Fall Annuals and Colorful Perennials- Add into pots, borders & beds- Pansies & Violas; Mums & Asters; Cabbage & Kale and Fall Color Vines (Purple Grape, Silver Lace Vine, Virginia Creeper) & Shrubs (Dogwood, Spirea & Blueberries), Evergreen Perennials (Heuchera, Tiarella & Hellebores), Broad Leaf (Euonymus, Azaleas & Lonicera) & Conifers.
Late fall -Winter-Early Spring- Blooming Shrubs- Camellias, Current, Daphne (winter), Forsythia, Quince, Sweet Box, Viburnum (some), Witch Hazel
Plants with Berries- Beauty Berry, Blueberries & Evergreen Huckleberries, Cotoneaster, Holly, Juniper, Mondo Grass, Nandina, St. John’s wort, Viburnum (some), Wintergreen
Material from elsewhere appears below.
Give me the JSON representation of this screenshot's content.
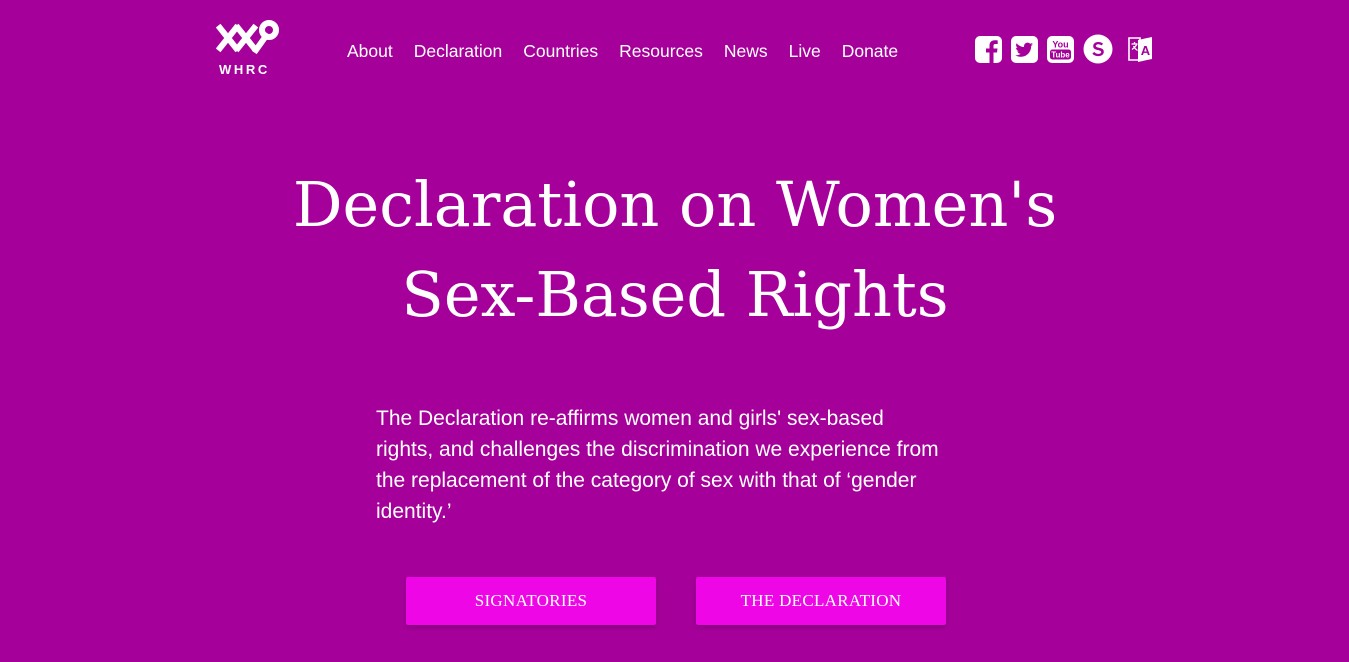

January & February: Plant Cool Season Annuals & Veggie Seeds inside. Plant hardy trees, shrubs, perennials, vines and grasses- weather permitting. Plant Bare root fruits and berries.
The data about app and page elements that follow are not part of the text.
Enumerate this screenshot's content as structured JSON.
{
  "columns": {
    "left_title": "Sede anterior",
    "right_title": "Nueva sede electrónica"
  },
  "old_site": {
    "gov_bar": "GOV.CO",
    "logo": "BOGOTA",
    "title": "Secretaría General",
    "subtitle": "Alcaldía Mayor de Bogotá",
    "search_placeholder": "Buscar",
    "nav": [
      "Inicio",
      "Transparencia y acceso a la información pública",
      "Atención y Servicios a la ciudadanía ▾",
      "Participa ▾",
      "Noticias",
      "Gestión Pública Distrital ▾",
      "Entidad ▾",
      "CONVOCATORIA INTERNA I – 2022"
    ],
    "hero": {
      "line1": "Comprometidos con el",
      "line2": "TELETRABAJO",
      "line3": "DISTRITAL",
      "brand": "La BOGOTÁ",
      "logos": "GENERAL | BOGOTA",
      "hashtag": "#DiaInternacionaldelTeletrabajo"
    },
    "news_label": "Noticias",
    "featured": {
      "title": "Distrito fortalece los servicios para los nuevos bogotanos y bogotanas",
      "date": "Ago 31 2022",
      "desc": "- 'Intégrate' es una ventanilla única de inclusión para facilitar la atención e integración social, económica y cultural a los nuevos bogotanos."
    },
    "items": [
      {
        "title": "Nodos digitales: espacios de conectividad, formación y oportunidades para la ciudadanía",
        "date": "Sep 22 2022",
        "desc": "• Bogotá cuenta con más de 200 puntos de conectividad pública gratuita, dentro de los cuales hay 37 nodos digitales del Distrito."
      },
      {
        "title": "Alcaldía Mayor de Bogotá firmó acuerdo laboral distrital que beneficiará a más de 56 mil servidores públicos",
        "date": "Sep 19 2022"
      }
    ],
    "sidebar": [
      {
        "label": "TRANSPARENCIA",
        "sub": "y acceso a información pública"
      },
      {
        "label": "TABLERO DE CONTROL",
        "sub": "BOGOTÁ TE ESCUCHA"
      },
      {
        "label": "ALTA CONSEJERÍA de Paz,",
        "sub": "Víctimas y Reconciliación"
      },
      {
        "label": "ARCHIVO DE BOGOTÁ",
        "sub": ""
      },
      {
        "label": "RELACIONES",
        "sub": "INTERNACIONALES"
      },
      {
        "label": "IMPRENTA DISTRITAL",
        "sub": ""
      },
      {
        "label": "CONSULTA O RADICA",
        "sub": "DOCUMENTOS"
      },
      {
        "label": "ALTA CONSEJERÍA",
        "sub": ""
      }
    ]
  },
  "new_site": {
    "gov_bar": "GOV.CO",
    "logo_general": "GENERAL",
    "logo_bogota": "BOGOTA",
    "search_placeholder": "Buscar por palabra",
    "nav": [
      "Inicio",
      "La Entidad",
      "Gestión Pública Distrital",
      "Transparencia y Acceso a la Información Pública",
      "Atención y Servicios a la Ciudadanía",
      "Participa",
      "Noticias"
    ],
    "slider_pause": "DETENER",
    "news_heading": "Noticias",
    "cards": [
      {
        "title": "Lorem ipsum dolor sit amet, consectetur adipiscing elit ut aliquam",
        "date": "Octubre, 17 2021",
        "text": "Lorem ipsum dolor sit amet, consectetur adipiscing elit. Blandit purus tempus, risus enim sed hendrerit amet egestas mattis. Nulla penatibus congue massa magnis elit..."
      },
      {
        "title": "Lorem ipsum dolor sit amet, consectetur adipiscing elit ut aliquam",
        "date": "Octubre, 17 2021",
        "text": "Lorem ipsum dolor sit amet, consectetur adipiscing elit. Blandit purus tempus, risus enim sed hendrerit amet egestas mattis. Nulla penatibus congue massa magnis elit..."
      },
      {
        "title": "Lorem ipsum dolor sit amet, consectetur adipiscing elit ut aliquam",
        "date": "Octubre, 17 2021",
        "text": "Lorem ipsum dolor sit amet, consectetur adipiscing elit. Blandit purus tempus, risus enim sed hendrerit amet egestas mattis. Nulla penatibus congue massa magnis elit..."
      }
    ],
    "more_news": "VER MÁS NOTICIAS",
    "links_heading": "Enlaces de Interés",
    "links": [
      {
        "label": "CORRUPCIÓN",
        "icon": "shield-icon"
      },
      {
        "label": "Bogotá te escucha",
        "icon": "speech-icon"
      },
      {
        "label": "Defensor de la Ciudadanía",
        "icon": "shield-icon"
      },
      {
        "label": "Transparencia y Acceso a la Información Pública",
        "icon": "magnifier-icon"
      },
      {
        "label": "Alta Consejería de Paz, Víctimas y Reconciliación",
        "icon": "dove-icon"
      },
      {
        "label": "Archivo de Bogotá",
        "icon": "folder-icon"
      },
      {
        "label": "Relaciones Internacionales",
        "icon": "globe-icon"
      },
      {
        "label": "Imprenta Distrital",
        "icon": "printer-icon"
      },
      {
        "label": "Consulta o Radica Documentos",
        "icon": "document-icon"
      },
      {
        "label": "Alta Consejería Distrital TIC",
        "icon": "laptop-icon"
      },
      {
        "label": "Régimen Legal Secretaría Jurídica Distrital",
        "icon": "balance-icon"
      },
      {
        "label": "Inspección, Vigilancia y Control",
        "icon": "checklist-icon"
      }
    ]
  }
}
March & April: Plant Cool Annual Starts & Veggie Starts outside, weather permitting. Plant hardy trees, shrubs, perennials, vines and grasses. Plant Warm Season Annuals & Veggie Seeds inside (Feb-April) read directions for plant timing to put outdoors.
May: Plant Warm Season Annual Starts, Veggie Starts and Hanging Baskets outside, weather permitting. Plant hardy trees, shrubs, perennials, vines and grasses. Plant Summer Blooming Bulbs (April – June) see directions on package.
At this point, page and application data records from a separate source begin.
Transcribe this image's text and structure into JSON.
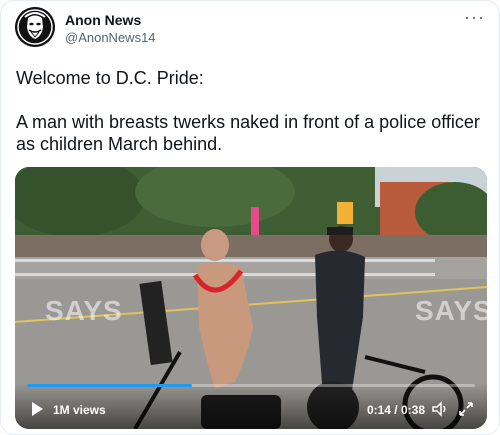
{
  "author": {
    "display_name": "Anon News",
    "handle": "@AnonNews14",
    "avatar_icon": "anonymous-mask-avatar"
  },
  "menu": {
    "icon": "more-options-icon",
    "label": "···"
  },
  "tweet": {
    "text": "Welcome to D.C. Pride:\n\nA man with breasts twerks naked in front of a police officer as children March behind."
  },
  "video": {
    "watermarks": [
      "SAYS",
      "SAYS"
    ],
    "views": "1M views",
    "time": "0:14 / 0:38",
    "progress": 0.3684,
    "accent_color": "#1d9bf0",
    "icons": [
      "play-icon",
      "volume-icon",
      "fullscreen-icon"
    ]
  }
}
June: Put houseplants outside in the shade on porch or other protected areas for summer-repot and fertilize as needed. Direct Sow Seeds (late May-early June)
July & August: Plant Warm Season Annual Starts- replace dead or tired plants from baskets. Start Fall Blooming Annuals & Cool Season Veggies- in pots or direct sow into ground/beds.
September: Plan Your Fall & Late Winter Tasks. Plant Fall Crops Starts, Fall pots & Hardy Plants. Bring indoors houseplants & tropicals. Lawn Care- Aerate, Thatch (if needed), Sod/Seed, Fertilize. Plant Spring Blooming Bulbs (Aug- Oct). Direct Sow Root Veggies Seeds.
October: Plant Fall Crop Starts, Hardy Plants. Rake Leaves, clean plants. Mulch.
November: Irrigation winterized (or in October). Cover spigots. Plants should all be winterized.
December: Decorate for holidays. Feed the birds.
If you have questions, Ask Kerri at: firstname.lastname@example.org
We at Zenith Holland hope this "Recipe for Seed Gardening" will help you with a great project for kids to get them excited about growing plants and creating their own gardens.
Always be sure to read your seed packet first for best results.
Some Tips: Soil should remain moist, not soggy. As plants grow, they may need to be transplanted into a larger container or acclimated to the outdoors then planted into the garden. * Try using egg cartons, plastic muffin or produce containers and other recycled items to sprout your seeds. Use your imagination and have fun with it!
This was a collaboration written by Eileen Hoffman of Zenith Holland. Stop in and ask to Eileen about this project and choosing seeds. Call or Email for further details.